2007-11-02 – Bike Lanes – NYMetro

Metro New York
By Amy Zimmer
Nov 2, 2007


MANHATTAN. Cycling advocates were thrilled last month when the new “parking protected” 10-foot wide bike lane — stretching from 16th to 23rd streets on Ninth Avenue — opened.

Sandwiched between the sidewalk and parked cars, the lane has a buffer of bollards to prevent cars from entering and the Dept. of Transportation plans to add planters to further wall it off. Some vehicles, however, have been spotted in the lane. Just this week, a film posted on Streetsblog showed a cab driving in it and a truck parked there.

Barbara Ross from Times Up!, the group that promotes the monthly Critical Mass ride, is organizing a “bike lane liberation” ride Saturday where cyclists dressed as clowns will give out mock tickets for $115, the fine for parking, standing or stopping in a bike lane.

NYPD officials said they’ve stepped up enforcement.

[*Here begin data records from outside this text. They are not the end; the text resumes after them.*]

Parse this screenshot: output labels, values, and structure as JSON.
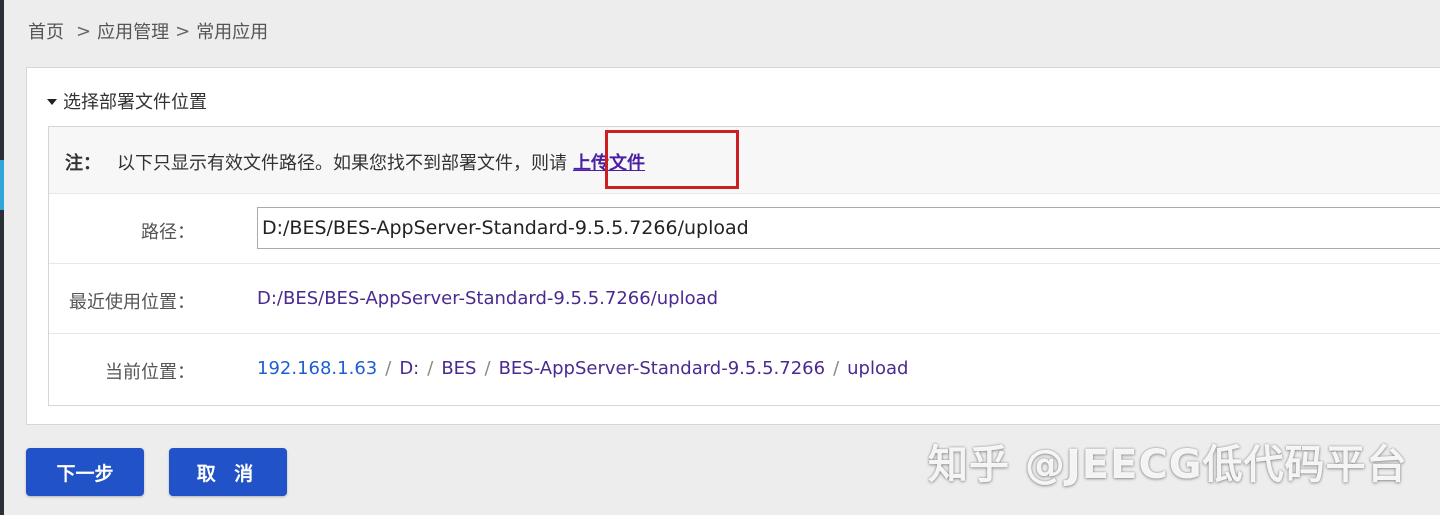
{
  "breadcrumb": {
    "home": "首页",
    "separator": ">",
    "section": "应用管理",
    "page": "常用应用"
  },
  "section": {
    "title": "选择部署文件位置"
  },
  "note": {
    "label": "注：",
    "text": "以下只显示有效文件路径。如果您找不到部署文件，则请",
    "upload_link": "上传文件"
  },
  "path": {
    "label": "路径：",
    "value": "D:/BES/BES-AppServer-Standard-9.5.5.7266/upload"
  },
  "recent": {
    "label": "最近使用位置：",
    "value": "D:/BES/BES-AppServer-Standard-9.5.5.7266/upload"
  },
  "current": {
    "label": "当前位置：",
    "separator": "/",
    "host": "192.168.1.63",
    "segments": [
      "D:",
      "BES",
      "BES-AppServer-Standard-9.5.5.7266",
      "upload"
    ]
  },
  "buttons": {
    "next": "下一步",
    "cancel": "取 消"
  },
  "watermark": "知乎 @JEECG低代码平台",
  "colors": {
    "primary_button": "#2152c7",
    "link": "#4a2a91",
    "host_link": "#1e5fd1",
    "highlight": "#cc1f24"
  }
}
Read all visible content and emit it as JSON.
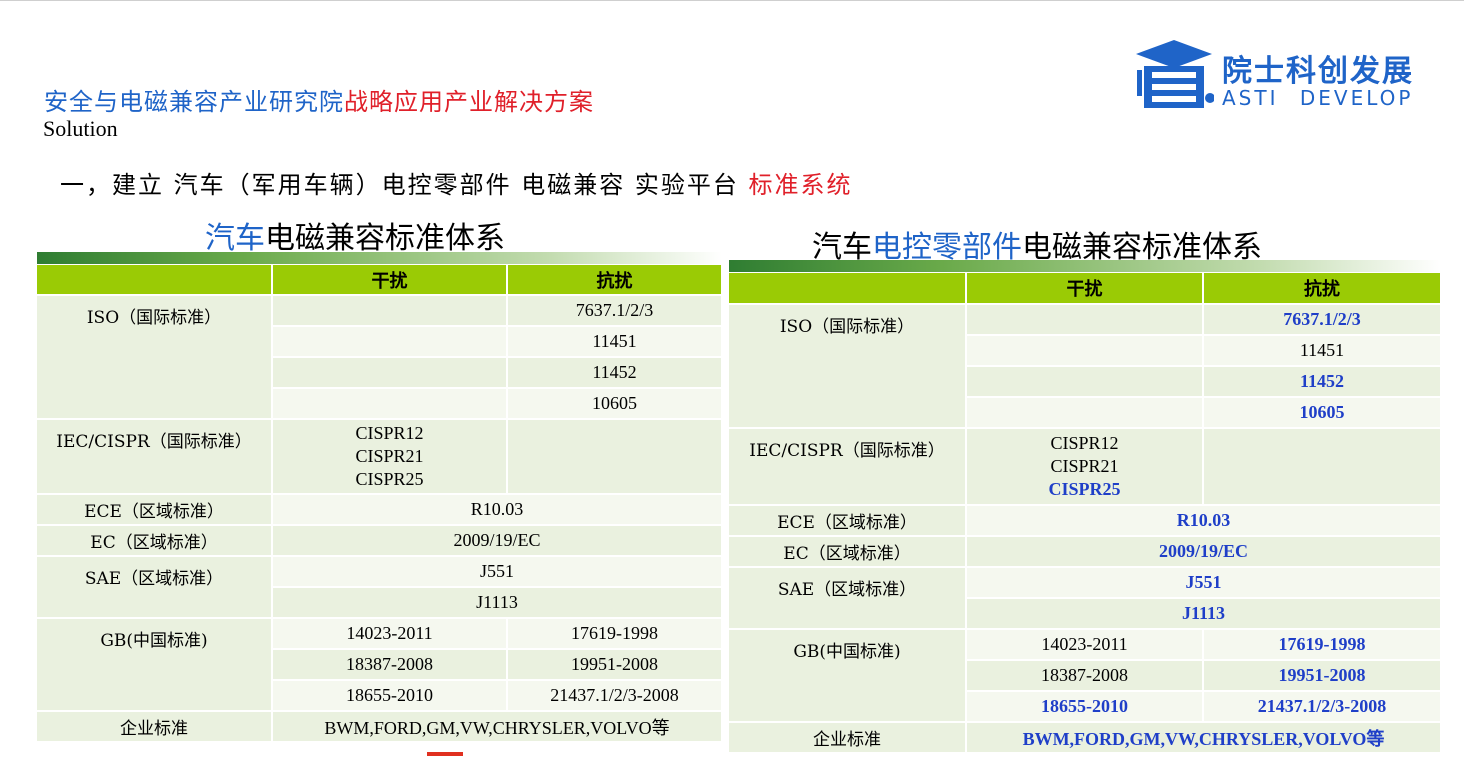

Police issued 28,256 tickets in 2007 so far, up from 13,683 in 2006.

Ross was surprised at these numbers.

“Every day when I’m biking, I see cabs pulling into the lanes and people open the door on you. People park in them, so you have to go around in traffic,” she said. “People just don’t feel safe riding in these lanes.”

For the most part, cyclists “are going ga-ga” over the Ninth Avenue program that’s “wide enough that you can bike next to someone and chat, which is the way it should be,” said Noah Budnick of Transportation Alternatives. “It’s so relaxing.”

As part of Mayor Bloomberg’s eco-friendly initiative PlaNYC, the city aims to add 504 miles of physically separated paths and 1,296 miles of painted lanes by 2030. It also plans to add 1,200 on-street racks by 2009. Transportation Alternatives estimates 130,000 people ride bikes every day, up from 87,000 three years ago.

Are cyclists safer?

Protected bike lanes encourage more cyclists to ride. The more cyclists on the street, the safer it is, Budnick said. The number of cyclists here has increased by 30 percent over the last 10 years, while there’s been a 40 percent decrease in injuries and fatalities, according to the group. The NYPD however, reported 14 cycling deaths in 2006, while this year, to date, there have been 20.